The Pre-Raphaelite Brotherhood was a group formed by artists that wanted to form a connection between romantic poetry and visual art. Among the founding members were William Holman Hunt, John Everett Millais and Dante Gabriel Rossetti, but the group soon grew to include a full seven members. The name of it came from the idea that the teaching of art had become corrupted after the art of famous Raphael and that it would be better to revert back to what art was before his time. Their main goal was to create an opposition to the Royal Academy of Arts and its curriculum. They believed art should contain more detail and intense colors. The Brotherhood followed four ideas that included: having genuine ideas to express, to study and express nature in detail, to understand the emotional connection to art of the past, and to produce profoundly good works of art.
During this period, the members created art pieces as well as published a literary magazine call The Germ. On the art, they would always add the initials PRB, to indicate that the piece fell within the expectations of the movement. At the time they had some very prestigious adversaries, most notably Charles Dickens. The widespread criticism, led by Dickens, is what eventually led to members of the Brotherhood abandoning it and pursuing other works.
After the Brotherhood had disbanded, the main contributors still continued the Pre-Raphaelite movement. Many new artists became influenced by the style and studied the works of the original members. These included people like John Brett, Philip Calderon, Arthur Hughes, Gustave Moreau, and John William Waterhouse. They branched off into two different directions, one that preferred to depict realistic nature and those that leaned more towards a romantic depiction of subjects.

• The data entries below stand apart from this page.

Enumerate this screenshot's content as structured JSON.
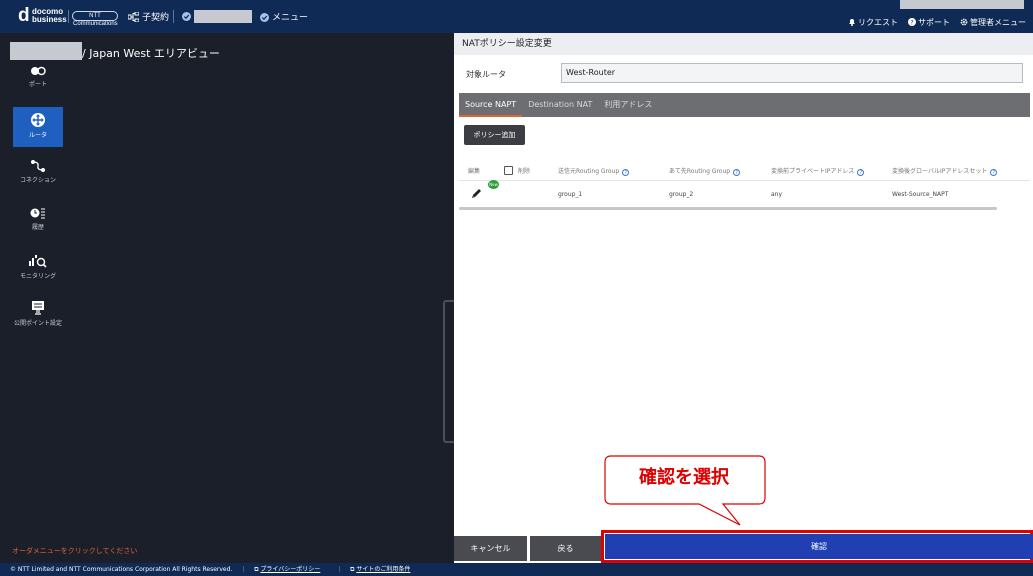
{
  "header": {
    "logo_top": "docomo",
    "logo_bottom": "business",
    "ntt_logo": "NTT Communications",
    "sub_contract": "子契約",
    "menu": "メニュー",
    "right_links": [
      "リクエスト",
      "サポート",
      "管理者メニュー"
    ]
  },
  "breadcrumb": "/ Japan West エリアビュー",
  "sidebar": {
    "items": [
      {
        "label": "ポート",
        "icon": "port-icon"
      },
      {
        "label": "ルータ",
        "icon": "router-icon",
        "active": true
      },
      {
        "label": "コネクション",
        "icon": "connection-icon"
      },
      {
        "label": "履歴",
        "icon": "history-icon"
      },
      {
        "label": "モニタリング",
        "icon": "monitoring-icon"
      },
      {
        "label": "公開ポイント設定",
        "icon": "public-point-icon"
      }
    ]
  },
  "order_hint": "オーダメニューをクリックしてください",
  "panel": {
    "title": "NATポリシー設定変更",
    "router_label": "対象ルータ",
    "router_value": "West-Router",
    "tabs": [
      "Source NAPT",
      "Destination NAT",
      "利用アドレス"
    ],
    "add_button": "ポリシー追加",
    "columns": {
      "edit": "編集",
      "delete": "削除",
      "src_group": "送信元Routing Group",
      "dst_group": "あて先Routing Group",
      "private_ip": "変換前プライベートIPアドレス",
      "global_ip_set": "変換後グローバルIPアドレスセット"
    },
    "rows": [
      {
        "badge": "New",
        "src_group": "group_1",
        "dst_group": "group_2",
        "private_ip": "any",
        "global_ip_set": "West-Source_NAPT"
      }
    ],
    "cancel_button": "キャンセル",
    "back_button": "戻る",
    "confirm_button": "確認",
    "callout": "確認を選択"
  },
  "footer": {
    "copyright": "© NTT Limited and NTT Communications Corporation All Rights Reserved.",
    "privacy": "プライバシーポリシー",
    "terms": "サイトのご利用条件"
  },
  "colors": {
    "header_bg": "#0e2a55",
    "active_nav": "#1f5fbf",
    "confirm": "#1f3fb2",
    "highlight": "#e00000",
    "tab_accent": "#e06530"
  }
}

In our gallery you will find some beautiful pieces that represent this artistic movement and the artists inspired by it. John William Waterhouse was heavily influenced by their Medieval movement and that is reflected in pieces such as the Lady from Shallot and Ophelia. His attention to even the smallest detail can be detected in the Windflowers, as the woman’s hair is blown by the wind and you can see each individual strand in the movement. Edmund Leighton captures the contrast between light and shadows in both The Accolade and The Shadow. Lord Frederick Leighton seizes the vibrant energy of color in his piece, Flaming June. We even have pieces by one of the creators of the brotherhood, Dante Rossetti available.